The first act opens innocently enough. Steve Trevor mysteriously returns (and some dubious moral implications about the manner of his return remain largely undiscussed), giving Pine and Gadot a chance to reignite their chemistry from the first movie. Pine is great as the fish out of water in this movie, mirroring Diana’s journey in the first, and I could watch him marvel at parachute pants all day. It’s fun! It’s Chris Pine in a fanny pack! 

Then, unfortunately, the plot kicks into gear, and even good performances can’t distract from bad writing. 

There are interesting granules in there, to be sure. Maxwell Lord clings to the American dream by exploiting the Middle East, Ronald Reagan wishes above all else to have more nuclear missiles closer to the Soviets, a megalomaniac businessman amasses power through false promises and backstabbing to become a dangerous demagogue—but all of these elements remain uninterrogated or are turned into bizarre jokes and stereotypes, leaving me scratching my head at their inclusion in the first place. Instead, we are left with truly cringe-worthy lines like, “I wanna be number one. An apex predator like nothing there’s ever been before,” which even a game Kristen Wiig can only sell so well. (She then promptly gets turned into a reject from Cats.)

Still, there are some nice moments. Pedro Pascal has a great time slowly losing his marbles, and there is a fun and too brief scene where he and Chris Pine get handcuffed together. Shenanigans ensue. Gadot gets some cool action sequences (and some that really drag), albeit ones that would have looked much cooler from a seat in a movie theater and not from my yoga mat on the floor. Steve and Diana share a sweet conversation in a jet in what seems like the only real heart-to-heart they have in the entire movie. Diana soars through the winds as Adagio in D Minor from the (superior) movie Sunshine plays, because I guess Oscar winner Hans Zimmer couldn’t be bothered to write something original.

And yet.
Wonder Woman 1984 overstays its lengthy runtime, has a completely unbelievable ending even for the superhero genre, and ultimately hits many of the same character beats for Diana as her first solo outing did. Frankly, there seems to be very little point to its existence. I’m not expecting extreme intellectual rigor from superhero movies, and at its worst Wonder Woman 1984 is still fun enough. But is it too much to ask for more?
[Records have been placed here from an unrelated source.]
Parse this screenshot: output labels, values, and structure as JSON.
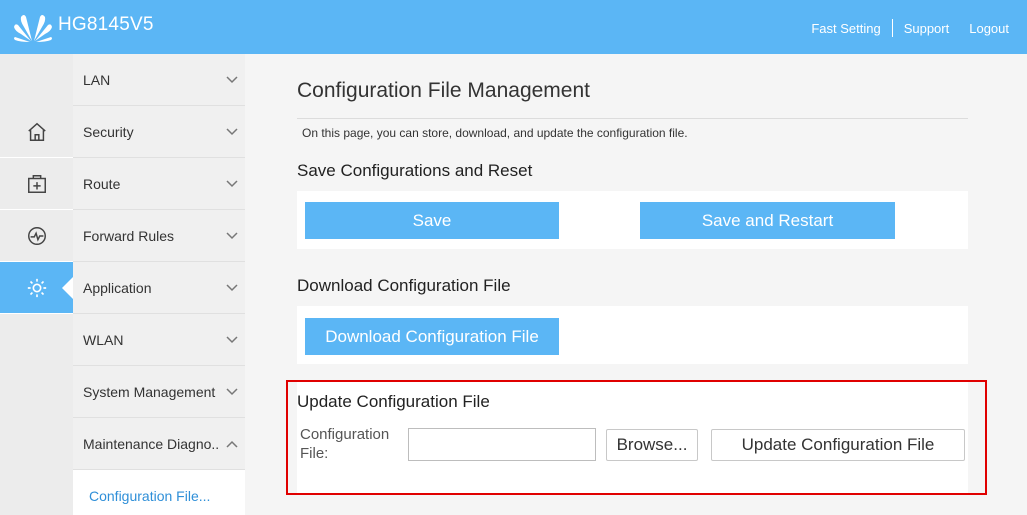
{
  "header": {
    "brand": "HG8145V5",
    "links": {
      "fast_setting": "Fast Setting",
      "support": "Support",
      "logout": "Logout"
    },
    "colors": {
      "bar": "#5bb6f5"
    }
  },
  "rail": {
    "icons": [
      "home-icon",
      "add-box-icon",
      "diagnose-icon",
      "gear-icon"
    ],
    "active": "gear-icon"
  },
  "menu": {
    "items": [
      {
        "label": "LAN"
      },
      {
        "label": "Security"
      },
      {
        "label": "Route"
      },
      {
        "label": "Forward Rules"
      },
      {
        "label": "Application"
      },
      {
        "label": "WLAN"
      },
      {
        "label": "System Management"
      },
      {
        "label": "Maintenance Diagno.."
      }
    ],
    "submenu": {
      "label": "Configuration File..."
    }
  },
  "main": {
    "title": "Configuration File Management",
    "description": "On this page, you can store, download, and update the configuration file.",
    "save_section": {
      "title": "Save Configurations and Reset",
      "save_label": "Save",
      "save_restart_label": "Save and Restart"
    },
    "download_section": {
      "title": "Download Configuration File",
      "download_label": "Download Configuration File"
    },
    "update_section": {
      "title": "Update Configuration File",
      "field_label_1": "Configuration",
      "field_label_2": "File:",
      "file_value": "",
      "browse_label": "Browse...",
      "update_label": "Update Configuration File"
    }
  }
}
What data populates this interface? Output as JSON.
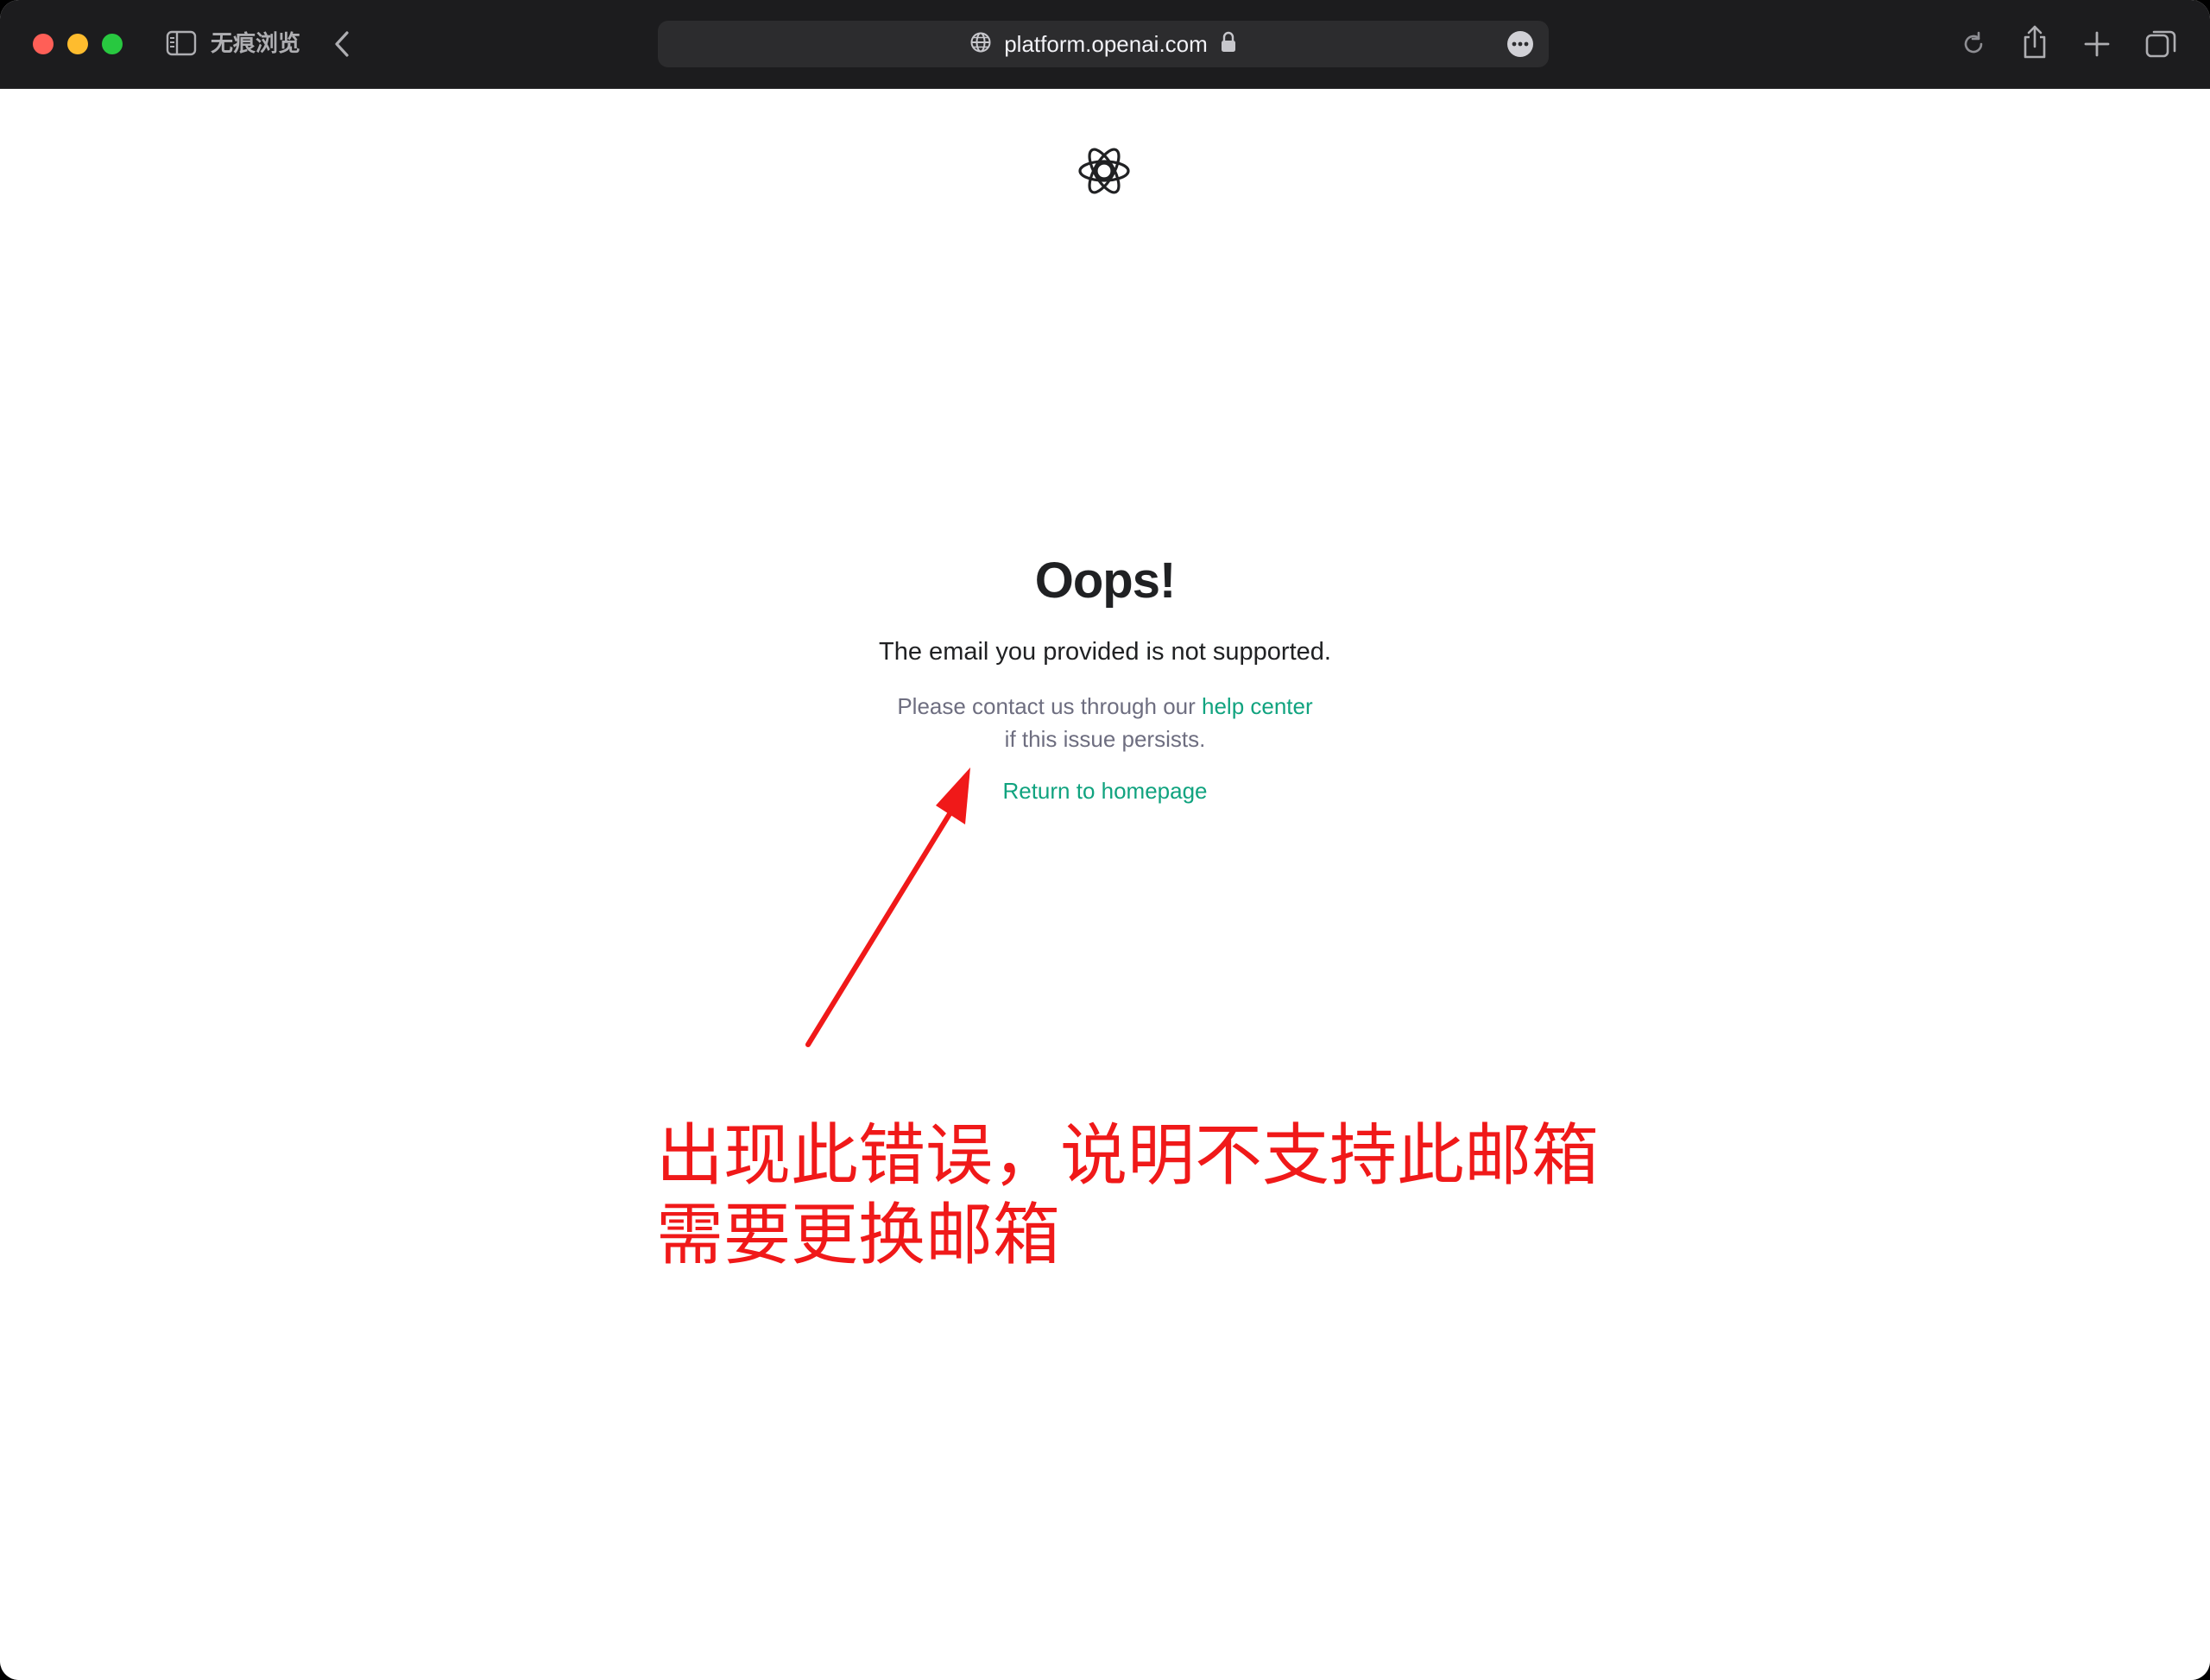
{
  "browser": {
    "private_label": "无痕浏览",
    "url": "platform.openai.com"
  },
  "page": {
    "title": "Oops!",
    "message": "The email you provided is not supported.",
    "help_prefix": "Please contact us through our ",
    "help_link": "help center",
    "help_suffix": "if this issue persists.",
    "return_link": "Return to homepage",
    "link_color": "#10a37f"
  },
  "annotation": {
    "line1": "出现此错误，说明不支持此邮箱",
    "line2": "需要更换邮箱",
    "color": "#f01919"
  }
}
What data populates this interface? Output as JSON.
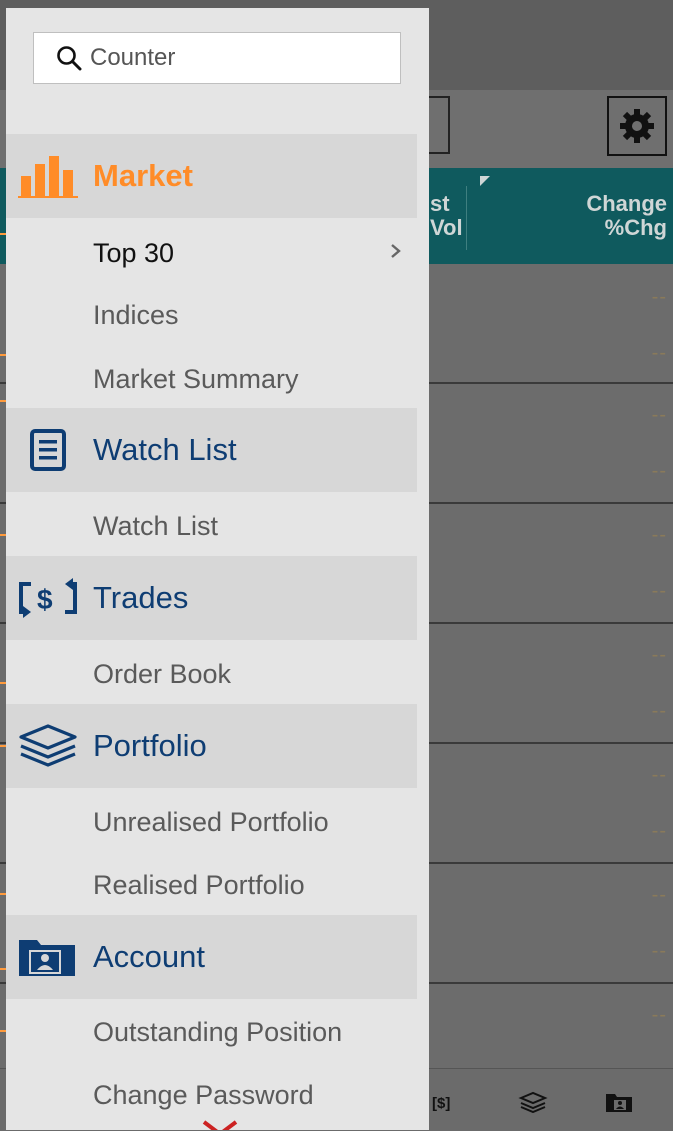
{
  "search": {
    "placeholder": "Counter",
    "icon": "search-icon"
  },
  "menu": [
    {
      "label": "Market",
      "icon": "bar-chart-icon",
      "active": true,
      "items": [
        {
          "label": "Top 30",
          "active": true,
          "chevron": true
        },
        {
          "label": "Indices"
        },
        {
          "label": "Market Summary"
        }
      ]
    },
    {
      "label": "Watch List",
      "icon": "list-icon",
      "items": [
        {
          "label": "Watch List"
        }
      ]
    },
    {
      "label": "Trades",
      "icon": "exchange-dollar-icon",
      "items": [
        {
          "label": "Order Book"
        }
      ]
    },
    {
      "label": "Portfolio",
      "icon": "layers-icon",
      "items": [
        {
          "label": "Unrealised Portfolio"
        },
        {
          "label": "Realised Portfolio"
        }
      ]
    },
    {
      "label": "Account",
      "icon": "account-folder-icon",
      "items": [
        {
          "label": "Outstanding Position"
        },
        {
          "label": "Change Password"
        }
      ]
    }
  ],
  "background": {
    "columns": [
      "st\nVol",
      "Change\n%Chg"
    ],
    "col_a_lines": [
      "st",
      "Vol"
    ],
    "col_b_lines": [
      "Change",
      "%Chg"
    ],
    "empty_value": "--"
  },
  "colors": {
    "accent": "#ff8c28",
    "section_text": "#0e3d73",
    "header_teal": "#0f5a5e",
    "scroll_arrow": "#cc2222"
  }
}
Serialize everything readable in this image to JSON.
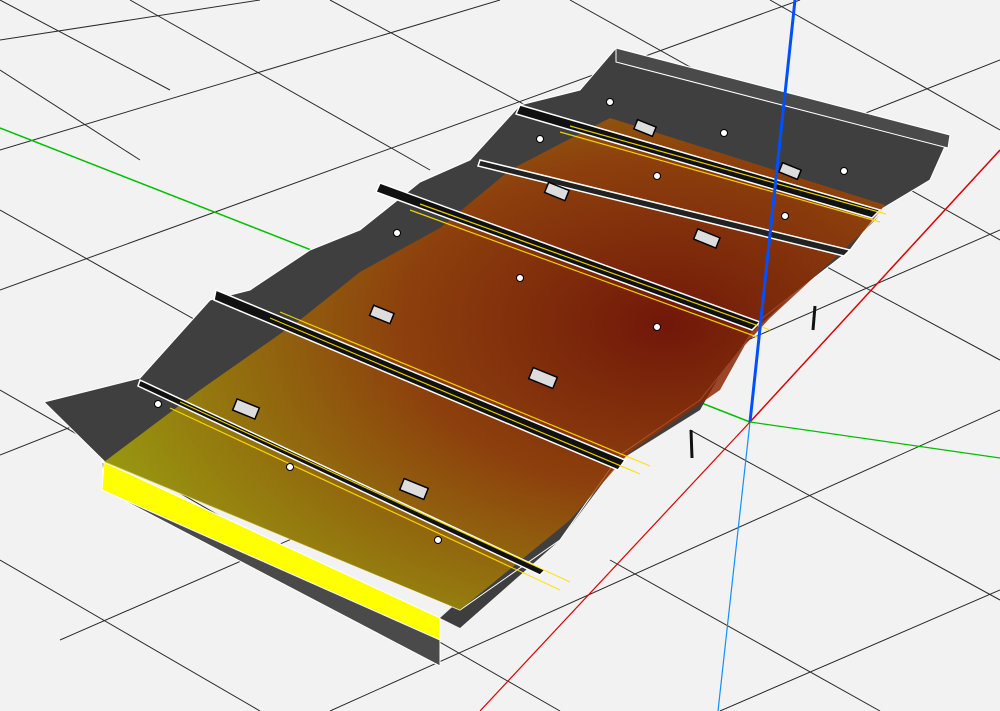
{
  "viewport": {
    "background": "#f2f2f2",
    "grid_color": "#2b2b2b",
    "axis_colors": {
      "x": "#e00000",
      "y": "#00c000",
      "z": "#0050ff"
    }
  },
  "model": {
    "body_color": "#4a4a4a",
    "edge_color": "#ffffff",
    "heatmap_colors": {
      "low": "#b5b000",
      "mid": "#a04000",
      "high": "#7a1000"
    },
    "face_highlight": "#ffff00",
    "ridge_count": 5,
    "sensor_box_count": 8,
    "anchor_dot_count": 12
  }
}
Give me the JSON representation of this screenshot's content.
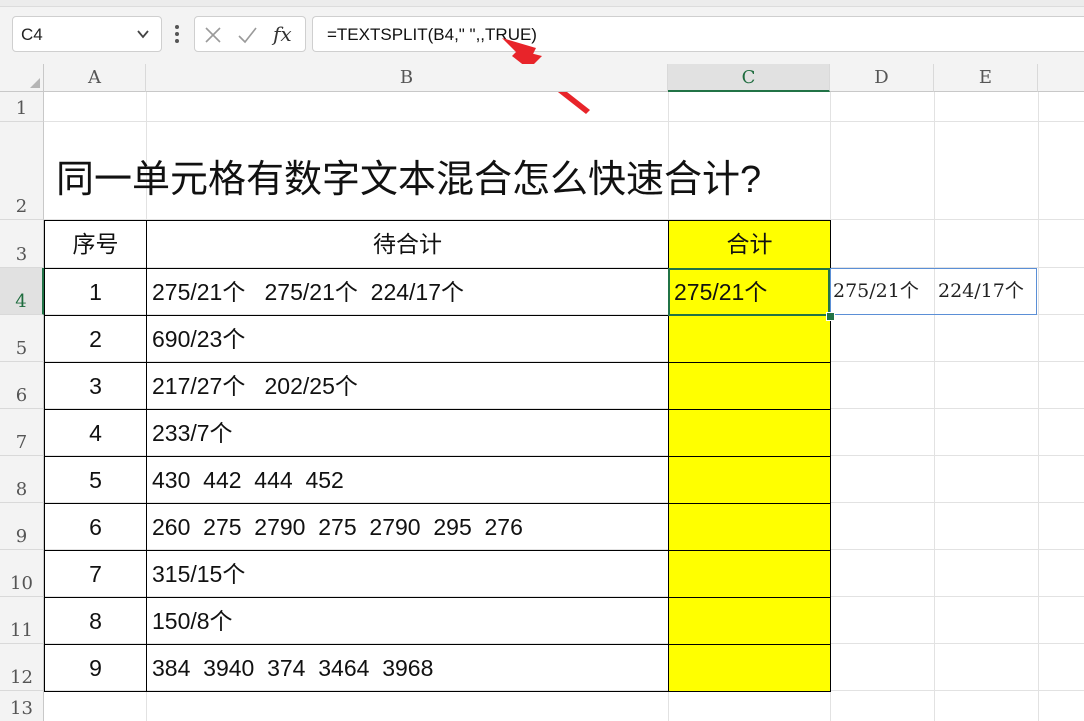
{
  "formula_bar": {
    "name_box": "C4",
    "formula": "=TEXTSPLIT(B4,\" \",,TRUE)",
    "fx_label": "fx",
    "icons": [
      "chevron-down-icon",
      "more-vertical-icon",
      "cancel-icon",
      "check-icon",
      "function-icon"
    ]
  },
  "columns": [
    "A",
    "B",
    "C",
    "D",
    "E"
  ],
  "selected_column": "C",
  "rows": [
    "1",
    "2",
    "3",
    "4",
    "5",
    "6",
    "7",
    "8",
    "9",
    "10",
    "11",
    "12",
    "13"
  ],
  "selected_row": "4",
  "title": "同一单元格有数字文本混合怎么快速合计?",
  "table": {
    "headers": [
      "序号",
      "待合计",
      "合计"
    ],
    "rows": [
      {
        "no": "1",
        "text": "275/21个   275/21个  224/17个",
        "total": "275/21个"
      },
      {
        "no": "2",
        "text": "690/23个",
        "total": ""
      },
      {
        "no": "3",
        "text": "217/27个   202/25个",
        "total": ""
      },
      {
        "no": "4",
        "text": "233/7个",
        "total": ""
      },
      {
        "no": "5",
        "text": "430  442  444  452",
        "total": ""
      },
      {
        "no": "6",
        "text": "260  275  2790  275  2790  295  276",
        "total": ""
      },
      {
        "no": "7",
        "text": "315/15个",
        "total": ""
      },
      {
        "no": "8",
        "text": "150/8个",
        "total": ""
      },
      {
        "no": "9",
        "text": "384  3940  374  3464  3968",
        "total": ""
      }
    ]
  },
  "spill": {
    "d4": "275/21个",
    "e4": "224/17个"
  },
  "colors": {
    "highlight": "#ffff00",
    "selection": "#217346",
    "arrow": "#e8242a",
    "spill_border": "#5b8fd6"
  }
}
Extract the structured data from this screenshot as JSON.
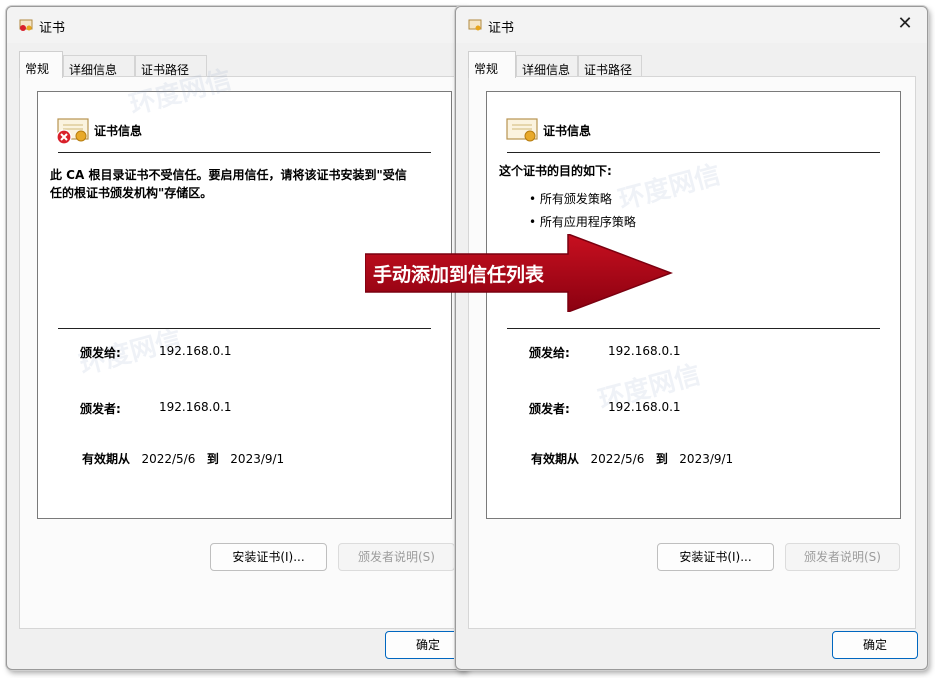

Wonder Woman 1984 Trailer

Wonder Woman 1984 is currently available to stream from HBO Max until 1/25/21

You can follow Anna on Letterboxd and her website